BEGIN
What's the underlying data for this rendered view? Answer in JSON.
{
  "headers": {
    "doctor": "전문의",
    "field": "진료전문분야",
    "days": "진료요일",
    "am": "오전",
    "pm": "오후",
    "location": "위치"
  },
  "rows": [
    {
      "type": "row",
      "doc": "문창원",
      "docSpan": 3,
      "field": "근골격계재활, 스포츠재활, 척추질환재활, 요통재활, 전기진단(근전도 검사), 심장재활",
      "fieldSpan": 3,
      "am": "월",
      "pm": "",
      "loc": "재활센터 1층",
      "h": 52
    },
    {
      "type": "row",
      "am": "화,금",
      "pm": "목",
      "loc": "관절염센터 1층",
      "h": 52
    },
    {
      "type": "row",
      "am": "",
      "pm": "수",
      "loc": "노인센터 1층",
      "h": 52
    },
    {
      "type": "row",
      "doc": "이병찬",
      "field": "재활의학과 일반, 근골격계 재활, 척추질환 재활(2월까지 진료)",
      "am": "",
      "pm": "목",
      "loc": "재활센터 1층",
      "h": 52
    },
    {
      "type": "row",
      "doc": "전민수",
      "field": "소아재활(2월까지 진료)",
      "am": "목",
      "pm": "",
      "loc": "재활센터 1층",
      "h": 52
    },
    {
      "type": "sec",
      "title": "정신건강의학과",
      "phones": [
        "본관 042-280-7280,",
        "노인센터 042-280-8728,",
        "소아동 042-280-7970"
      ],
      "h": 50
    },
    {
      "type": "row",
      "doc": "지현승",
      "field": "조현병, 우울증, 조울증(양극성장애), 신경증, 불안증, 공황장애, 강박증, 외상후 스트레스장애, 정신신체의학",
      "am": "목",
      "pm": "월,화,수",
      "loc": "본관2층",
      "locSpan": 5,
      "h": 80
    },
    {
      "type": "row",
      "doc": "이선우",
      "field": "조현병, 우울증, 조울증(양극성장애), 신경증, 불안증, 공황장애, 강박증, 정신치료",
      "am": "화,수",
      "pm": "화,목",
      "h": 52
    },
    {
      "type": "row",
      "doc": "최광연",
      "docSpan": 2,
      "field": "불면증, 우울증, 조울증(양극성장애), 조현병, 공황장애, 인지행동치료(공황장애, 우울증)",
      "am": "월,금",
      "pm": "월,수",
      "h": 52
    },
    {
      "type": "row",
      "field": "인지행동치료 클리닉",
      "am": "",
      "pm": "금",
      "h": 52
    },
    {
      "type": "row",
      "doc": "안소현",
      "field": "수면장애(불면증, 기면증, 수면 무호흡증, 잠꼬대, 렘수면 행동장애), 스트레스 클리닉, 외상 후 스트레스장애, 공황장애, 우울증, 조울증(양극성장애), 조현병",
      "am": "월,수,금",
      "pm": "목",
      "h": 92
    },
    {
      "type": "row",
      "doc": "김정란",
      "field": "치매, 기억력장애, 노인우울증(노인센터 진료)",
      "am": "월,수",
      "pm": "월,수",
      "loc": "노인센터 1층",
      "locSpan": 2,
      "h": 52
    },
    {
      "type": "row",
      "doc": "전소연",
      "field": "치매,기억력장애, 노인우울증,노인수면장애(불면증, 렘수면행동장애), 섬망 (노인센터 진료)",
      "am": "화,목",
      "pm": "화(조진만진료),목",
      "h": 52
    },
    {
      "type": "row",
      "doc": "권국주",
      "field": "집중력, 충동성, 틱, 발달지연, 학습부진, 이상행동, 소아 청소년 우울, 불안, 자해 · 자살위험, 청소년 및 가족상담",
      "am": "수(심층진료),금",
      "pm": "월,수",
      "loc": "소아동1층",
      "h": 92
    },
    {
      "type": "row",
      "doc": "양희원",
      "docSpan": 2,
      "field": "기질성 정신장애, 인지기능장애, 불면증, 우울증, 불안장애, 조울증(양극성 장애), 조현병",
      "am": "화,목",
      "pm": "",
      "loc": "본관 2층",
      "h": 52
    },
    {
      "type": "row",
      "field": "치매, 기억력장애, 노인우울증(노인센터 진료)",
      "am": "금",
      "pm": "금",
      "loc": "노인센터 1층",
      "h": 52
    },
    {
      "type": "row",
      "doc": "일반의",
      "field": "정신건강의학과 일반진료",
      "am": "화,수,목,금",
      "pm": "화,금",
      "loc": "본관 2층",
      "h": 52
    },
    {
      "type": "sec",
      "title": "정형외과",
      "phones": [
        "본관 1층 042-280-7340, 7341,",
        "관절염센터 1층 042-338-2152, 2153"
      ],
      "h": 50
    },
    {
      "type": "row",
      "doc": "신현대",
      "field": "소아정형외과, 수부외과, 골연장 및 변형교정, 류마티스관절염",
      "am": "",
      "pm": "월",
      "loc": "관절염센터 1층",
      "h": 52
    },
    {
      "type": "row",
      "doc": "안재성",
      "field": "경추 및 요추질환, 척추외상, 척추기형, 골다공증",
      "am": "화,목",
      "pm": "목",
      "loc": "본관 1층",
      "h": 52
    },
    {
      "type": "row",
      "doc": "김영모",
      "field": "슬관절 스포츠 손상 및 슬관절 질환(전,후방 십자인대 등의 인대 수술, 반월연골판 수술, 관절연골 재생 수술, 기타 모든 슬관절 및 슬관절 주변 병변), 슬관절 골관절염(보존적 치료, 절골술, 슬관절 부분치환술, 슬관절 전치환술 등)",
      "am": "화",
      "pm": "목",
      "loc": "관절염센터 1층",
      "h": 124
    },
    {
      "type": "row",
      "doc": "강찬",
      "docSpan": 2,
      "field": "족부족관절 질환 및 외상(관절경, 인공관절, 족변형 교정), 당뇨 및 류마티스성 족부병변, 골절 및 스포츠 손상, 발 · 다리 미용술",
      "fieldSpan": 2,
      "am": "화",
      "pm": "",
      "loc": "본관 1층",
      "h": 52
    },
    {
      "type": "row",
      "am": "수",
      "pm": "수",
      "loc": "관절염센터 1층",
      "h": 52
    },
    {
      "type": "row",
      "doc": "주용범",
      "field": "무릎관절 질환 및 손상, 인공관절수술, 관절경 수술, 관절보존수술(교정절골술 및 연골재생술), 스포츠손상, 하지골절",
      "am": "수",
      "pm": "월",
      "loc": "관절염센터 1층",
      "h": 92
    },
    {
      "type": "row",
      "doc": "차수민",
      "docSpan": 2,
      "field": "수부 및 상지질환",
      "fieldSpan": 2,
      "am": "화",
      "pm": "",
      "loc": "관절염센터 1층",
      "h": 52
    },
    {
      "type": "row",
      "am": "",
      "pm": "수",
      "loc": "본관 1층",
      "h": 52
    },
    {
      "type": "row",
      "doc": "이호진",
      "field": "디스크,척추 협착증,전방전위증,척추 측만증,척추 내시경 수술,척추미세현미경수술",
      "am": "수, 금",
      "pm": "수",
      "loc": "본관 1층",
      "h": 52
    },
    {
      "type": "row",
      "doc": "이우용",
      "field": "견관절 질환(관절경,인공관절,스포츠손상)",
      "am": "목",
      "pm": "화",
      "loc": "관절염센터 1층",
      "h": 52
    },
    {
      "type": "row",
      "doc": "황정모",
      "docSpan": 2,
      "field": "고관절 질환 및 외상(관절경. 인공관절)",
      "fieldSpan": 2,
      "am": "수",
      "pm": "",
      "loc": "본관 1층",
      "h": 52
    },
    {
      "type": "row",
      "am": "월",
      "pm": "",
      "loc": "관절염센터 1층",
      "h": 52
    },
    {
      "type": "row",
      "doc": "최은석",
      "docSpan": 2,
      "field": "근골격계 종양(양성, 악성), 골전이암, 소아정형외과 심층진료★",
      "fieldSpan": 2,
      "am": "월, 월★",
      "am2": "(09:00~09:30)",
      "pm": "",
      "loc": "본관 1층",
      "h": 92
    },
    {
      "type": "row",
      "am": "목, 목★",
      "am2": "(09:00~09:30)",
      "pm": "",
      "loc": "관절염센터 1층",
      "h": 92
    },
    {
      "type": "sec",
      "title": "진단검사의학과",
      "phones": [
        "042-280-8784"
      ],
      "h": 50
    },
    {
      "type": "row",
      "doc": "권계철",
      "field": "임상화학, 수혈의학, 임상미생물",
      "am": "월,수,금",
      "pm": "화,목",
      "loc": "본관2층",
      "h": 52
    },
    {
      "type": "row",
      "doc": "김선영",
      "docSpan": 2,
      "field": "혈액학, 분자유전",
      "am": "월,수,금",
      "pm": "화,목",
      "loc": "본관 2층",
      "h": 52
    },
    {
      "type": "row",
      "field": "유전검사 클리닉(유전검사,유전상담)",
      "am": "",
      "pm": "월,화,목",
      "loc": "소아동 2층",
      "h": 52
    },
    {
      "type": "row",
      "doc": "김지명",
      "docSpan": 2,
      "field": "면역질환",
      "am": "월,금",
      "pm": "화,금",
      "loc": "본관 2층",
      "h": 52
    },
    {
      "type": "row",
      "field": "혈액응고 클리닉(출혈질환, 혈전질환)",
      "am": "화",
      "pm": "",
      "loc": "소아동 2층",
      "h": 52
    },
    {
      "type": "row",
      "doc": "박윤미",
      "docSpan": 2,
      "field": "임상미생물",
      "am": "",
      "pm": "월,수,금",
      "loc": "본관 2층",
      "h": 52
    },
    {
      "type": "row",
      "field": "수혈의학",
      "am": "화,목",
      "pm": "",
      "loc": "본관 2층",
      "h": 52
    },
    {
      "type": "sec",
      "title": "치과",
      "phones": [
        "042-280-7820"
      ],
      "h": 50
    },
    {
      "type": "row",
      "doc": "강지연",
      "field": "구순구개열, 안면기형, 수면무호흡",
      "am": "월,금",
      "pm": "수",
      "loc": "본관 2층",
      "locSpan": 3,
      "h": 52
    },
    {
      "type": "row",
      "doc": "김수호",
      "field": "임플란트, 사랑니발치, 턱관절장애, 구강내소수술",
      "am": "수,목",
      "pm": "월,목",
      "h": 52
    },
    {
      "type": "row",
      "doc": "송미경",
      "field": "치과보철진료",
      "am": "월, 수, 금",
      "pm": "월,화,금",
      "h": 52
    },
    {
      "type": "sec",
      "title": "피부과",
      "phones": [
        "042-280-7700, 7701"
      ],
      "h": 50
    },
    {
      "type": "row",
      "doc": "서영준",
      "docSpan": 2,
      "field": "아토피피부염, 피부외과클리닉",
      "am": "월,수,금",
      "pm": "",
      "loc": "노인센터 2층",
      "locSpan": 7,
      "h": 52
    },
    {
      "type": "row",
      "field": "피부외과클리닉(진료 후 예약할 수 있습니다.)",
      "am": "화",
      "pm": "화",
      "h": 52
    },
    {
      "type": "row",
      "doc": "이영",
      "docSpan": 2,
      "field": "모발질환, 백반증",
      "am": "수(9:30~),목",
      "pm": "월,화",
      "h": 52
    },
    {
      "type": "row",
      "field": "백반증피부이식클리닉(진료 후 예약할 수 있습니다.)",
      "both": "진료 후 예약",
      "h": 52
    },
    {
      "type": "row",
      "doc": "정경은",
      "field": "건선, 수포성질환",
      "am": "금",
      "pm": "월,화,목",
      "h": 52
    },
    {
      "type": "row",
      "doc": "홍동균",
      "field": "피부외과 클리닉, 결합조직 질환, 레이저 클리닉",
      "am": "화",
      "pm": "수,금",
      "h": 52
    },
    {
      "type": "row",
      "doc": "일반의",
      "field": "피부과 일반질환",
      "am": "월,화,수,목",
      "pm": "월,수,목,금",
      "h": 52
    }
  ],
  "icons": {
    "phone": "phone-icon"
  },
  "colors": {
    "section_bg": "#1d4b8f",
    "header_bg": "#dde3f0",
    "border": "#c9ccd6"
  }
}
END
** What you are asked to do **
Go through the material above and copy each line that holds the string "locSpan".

** Response to this task **
      "locSpan": 5,
      "locSpan": 2,
      "locSpan": 3,
      "locSpan": 7,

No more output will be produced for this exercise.